(Items from an interface collection)
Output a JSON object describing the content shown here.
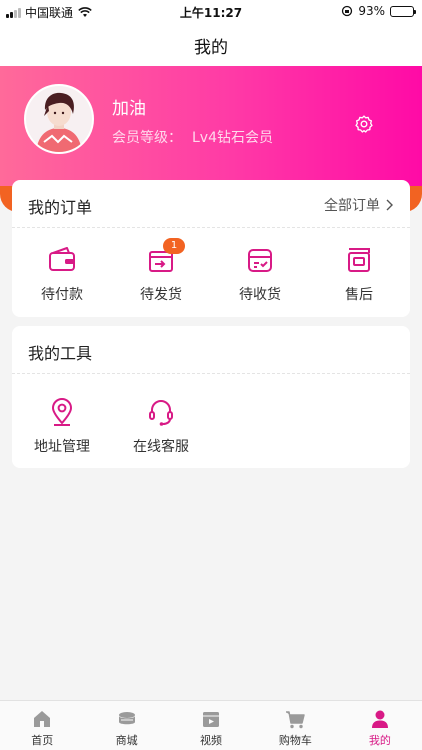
{
  "status_bar": {
    "carrier": "中国联通",
    "time": "上午11:27",
    "battery": "93%",
    "battery_level": 0.93
  },
  "nav": {
    "title": "我的"
  },
  "profile": {
    "name": "加油",
    "level_label": "会员等级：",
    "level_value": "Lv4钻石会员"
  },
  "orders": {
    "title": "我的订单",
    "all_label": "全部订单",
    "items": [
      {
        "label": "待付款",
        "icon": "wallet-icon"
      },
      {
        "label": "待发货",
        "icon": "ship-box-icon",
        "badge": "1"
      },
      {
        "label": "待收货",
        "icon": "receive-box-icon"
      },
      {
        "label": "售后",
        "icon": "after-sale-icon"
      }
    ]
  },
  "tools": {
    "title": "我的工具",
    "items": [
      {
        "label": "地址管理",
        "icon": "location-pin-icon"
      },
      {
        "label": "在线客服",
        "icon": "headset-icon"
      }
    ]
  },
  "tabs": [
    {
      "label": "首页",
      "icon": "home-icon"
    },
    {
      "label": "商城",
      "icon": "store-icon"
    },
    {
      "label": "视频",
      "icon": "video-icon"
    },
    {
      "label": "购物车",
      "icon": "cart-icon"
    },
    {
      "label": "我的",
      "icon": "profile-icon",
      "active": true
    }
  ],
  "colors": {
    "accent": "#d81a86",
    "header_gradient_start": "#ff6a9a",
    "header_gradient_end": "#ff0aa6",
    "orange": "#f26322"
  }
}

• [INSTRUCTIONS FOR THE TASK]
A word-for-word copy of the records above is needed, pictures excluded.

• [REPLY TO THE EXERCISE]
Output a JSON object describing the content shown here.
{
  "status_bar": {
    "carrier": "中国联通",
    "time": "上午11:27",
    "battery": "93%",
    "battery_level": 0.93
  },
  "nav": {
    "title": "我的"
  },
  "profile": {
    "name": "加油",
    "level_label": "会员等级：",
    "level_value": "Lv4钻石会员"
  },
  "orders": {
    "title": "我的订单",
    "all_label": "全部订单",
    "items": [
      {
        "label": "待付款",
        "icon": "wallet-icon"
      },
      {
        "label": "待发货",
        "icon": "ship-box-icon",
        "badge": "1"
      },
      {
        "label": "待收货",
        "icon": "receive-box-icon"
      },
      {
        "label": "售后",
        "icon": "after-sale-icon"
      }
    ]
  },
  "tools": {
    "title": "我的工具",
    "items": [
      {
        "label": "地址管理",
        "icon": "location-pin-icon"
      },
      {
        "label": "在线客服",
        "icon": "headset-icon"
      }
    ]
  },
  "tabs": [
    {
      "label": "首页",
      "icon": "home-icon"
    },
    {
      "label": "商城",
      "icon": "store-icon"
    },
    {
      "label": "视频",
      "icon": "video-icon"
    },
    {
      "label": "购物车",
      "icon": "cart-icon"
    },
    {
      "label": "我的",
      "icon": "profile-icon",
      "active": true
    }
  ],
  "colors": {
    "accent": "#d81a86",
    "header_gradient_start": "#ff6a9a",
    "header_gradient_end": "#ff0aa6",
    "orange": "#f26322"
  }
}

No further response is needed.